- scene: Small room with a large bar and nondescript decor
- sip: Speciality cocktails, wines, anything
- savor: Tono e fagioli (if they have it); cacio e pepe; bolognese; rabbit
- sit: With a date; with another couple if you make a reservation and with a friend if you sit at the bar
- spend: $$
- address: 105 Christopher Street
- phone number: (212) 514-5774
- website: www.isodinyc.com
I Sodi is the definition of a “neighborhood gem.” The neighborhood is the West Village, and the staff is very clearly devoted to making the restaurant accessible to regulars and locals, some times aggressively so, but the food and charm are on another level from anything in that neighborhood or beyond. Tucked away on Christopher Street, you could almost walk right past I Sodi, which would be a huge mistake, because although the decor is not overly impressive or remarkable, the second you step inside it is a transporting experience. The windows are half textured, which blurs out the streets and the cars and leaves only the light and the tree tops coming in, taking you out of the hustle and bustle into a lair that is food focused. The cozy quarters are centered around a large bar, which is always full with customers eating their meals there; guests who must wait for their table are served their drinks in a tiny a vestibule outside the dining room. We had one bad service experience, when a terrible waitress told us that we were no longer allowed to sit at a table because one of our guests cancelled and the other was running late and she would would rather have the table for walk-ins, and unless our guest arrived in 15 mins, we must be seated at the bar, even though we had a reservation. On that particular evening our table sat empty for over an hour as we fumed, but the service at the bar was so flawless we were happy that he was the one who ended up receiving our tip, not Miss Jerk Face.
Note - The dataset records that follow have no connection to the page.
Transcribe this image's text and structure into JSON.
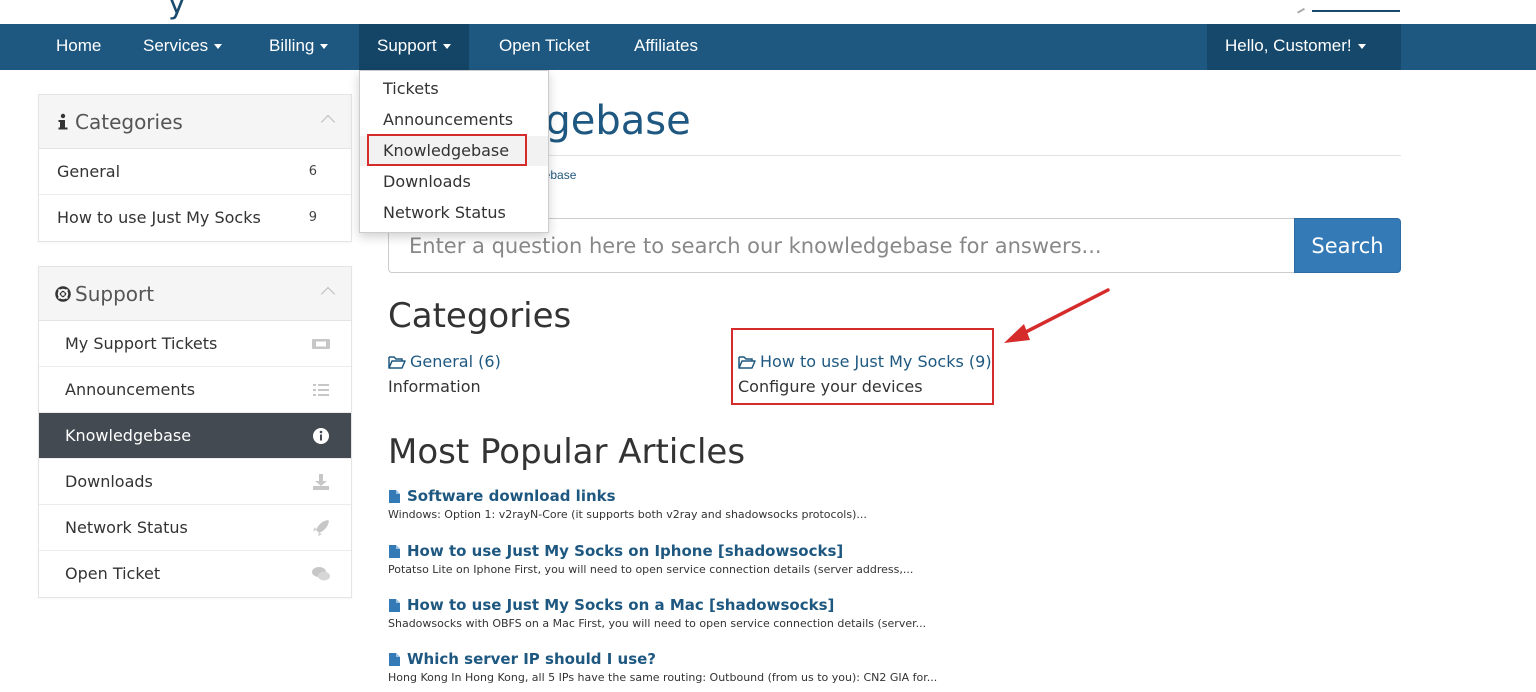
{
  "nav": {
    "items": [
      {
        "label": "Home"
      },
      {
        "label": "Services"
      },
      {
        "label": "Billing"
      },
      {
        "label": "Support"
      },
      {
        "label": "Open Ticket"
      },
      {
        "label": "Affiliates"
      }
    ],
    "user": "Hello, Customer!"
  },
  "dropdown": {
    "items": [
      "Tickets",
      "Announcements",
      "Knowledgebase",
      "Downloads",
      "Network Status"
    ]
  },
  "sidebar": {
    "categories": {
      "title": "Categories",
      "items": [
        {
          "label": "General",
          "count": "6"
        },
        {
          "label": "How to use Just My Socks",
          "count": "9"
        }
      ]
    },
    "support": {
      "title": "Support",
      "items": [
        {
          "label": "My Support Tickets",
          "icon": "ticket-icon"
        },
        {
          "label": "Announcements",
          "icon": "list-icon"
        },
        {
          "label": "Knowledgebase",
          "icon": "info-circle-icon"
        },
        {
          "label": "Downloads",
          "icon": "download-icon"
        },
        {
          "label": "Network Status",
          "icon": "rocket-icon"
        },
        {
          "label": "Open Ticket",
          "icon": "comments-icon"
        }
      ]
    }
  },
  "main": {
    "title_fragment": "dgebase",
    "breadcrumb_fragment": "gebase",
    "search": {
      "placeholder": "Enter a question here to search our knowledgebase for answers...",
      "button": "Search"
    },
    "categories_heading": "Categories",
    "categories": [
      {
        "link": "General (6)",
        "desc": "Information"
      },
      {
        "link": "How to use Just My Socks (9)",
        "desc": "Configure your devices"
      }
    ],
    "popular_heading": "Most Popular Articles",
    "articles": [
      {
        "title": "Software download links",
        "desc": "Windows: Option 1: v2rayN-Core (it supports both v2ray and shadowsocks protocols)..."
      },
      {
        "title": "How to use Just My Socks on Iphone [shadowsocks]",
        "desc": "Potatso Lite on Iphone First, you will need to open service connection details (server address,..."
      },
      {
        "title": "How to use Just My Socks on a Mac [shadowsocks]",
        "desc": "Shadowsocks with OBFS on a Mac First, you will need to open service connection details (server..."
      },
      {
        "title": "Which server IP should I use?",
        "desc": "Hong Kong In Hong Kong, all 5 IPs have the same routing: Outbound (from us to you): CN2 GIA for..."
      }
    ]
  },
  "colors": {
    "navbar": "#1e5880",
    "accent": "#337ab7",
    "highlight": "#d62b2b",
    "active_row": "#434a51"
  }
}
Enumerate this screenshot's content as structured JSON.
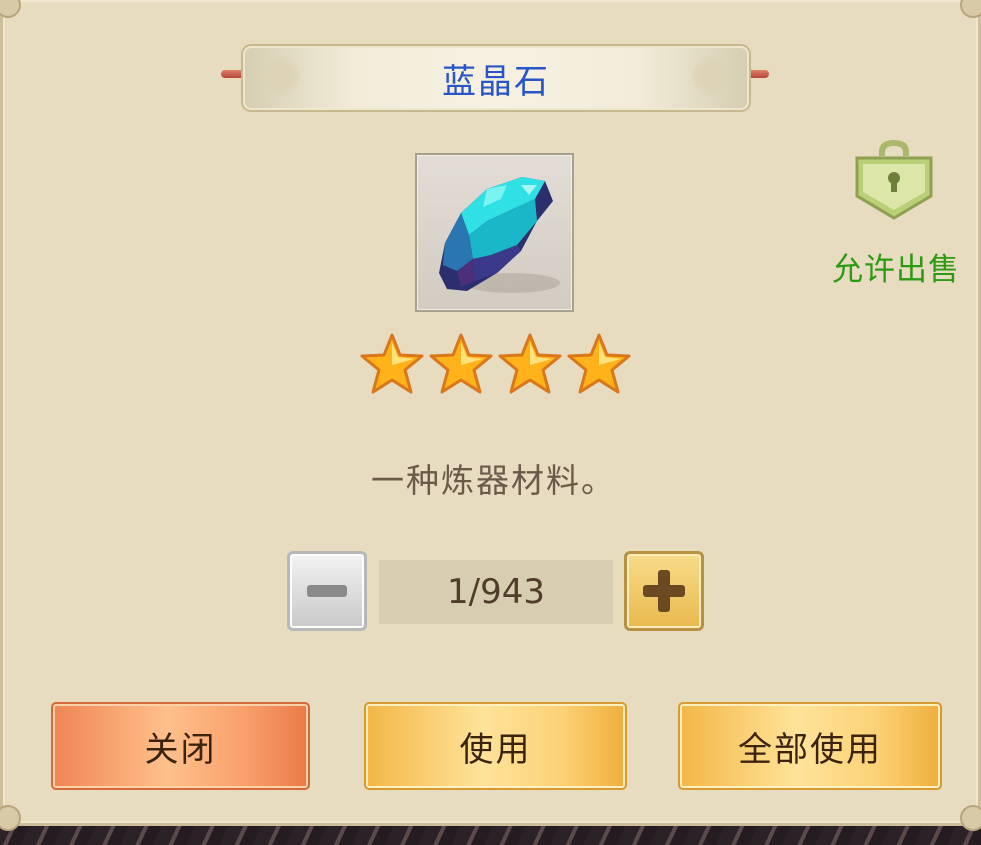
{
  "dialog": {
    "title": "蓝晶石",
    "item_icon": "blue-crystal-icon",
    "rarity_stars": 4,
    "description": "一种炼器材料。",
    "sell_status_label": "允许出售",
    "sell_lock_icon": "lock-icon",
    "quantity": {
      "display": "1/943",
      "selected": 1,
      "max": 943
    },
    "buttons": {
      "close": "关闭",
      "use": "使用",
      "use_all": "全部使用"
    },
    "colors": {
      "title": "#2a55c6",
      "sell_status": "#2d9a12",
      "close_button": "#ef8554",
      "use_button": "#f3b646"
    }
  }
}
Anyway, the moral of the story is that I Sodi takes its reservations and seatings seriously, so plan ahead or wing it, whatever you want. The menu features core items that don’t really change, but the seasonal specials are special enough to return for. A recent visit treated us to Tonno a Fagioli that was nothing short of perfection. The right amount of zip and varied textures made this dish an outstanding and interesting surprise, and the serving size was substantial. Another night featured burrata and tomatoes that was exceptional; the burrata was slightly denser and firmer than we are used to, but the tomatoes were a beautiful summer bounty. Cacio e Pepe is a big number at I Sodi, listed as a risotto but also available as with spaghetti. I prefer it with pasta, where the cheese doesn’t quite melt as much, but risotto actually lends it self to this sauce quite nicely, with the cheese making a creamy coating for the rice, and the pepper that almost mimics the oh so slight crunch of well-prepared risotto. I recommend a half order of the risotto to go with the hen under a brick, or as a sharing appetizer, and the pasta as a dinner course. The beef bolognese is obviously homemade for all its tasty non-uniformity, each bite a different yet enlightening combination of pasta, meat and sauce ( see featured image). The bolognese also shows up in the lasagna, sandwich between many light as air sheets of pasta; the creaminess of the lasagna and the softness of the layers pasta keep the dish from being too heavy. The rabbit and the fried steak are also wonders for the senses, the savory aroma of the rabbit is especially arresting even before you take a bite. Tiramisu had a lot of cream and delicate lady fingers, a lightish way to end to the meal.
The service at I Sodi (expect for you know who) is casual, attentive and efficient. They all look like they live in the neighborhood, which is especially fitting. Go now, and tell only your closest friends…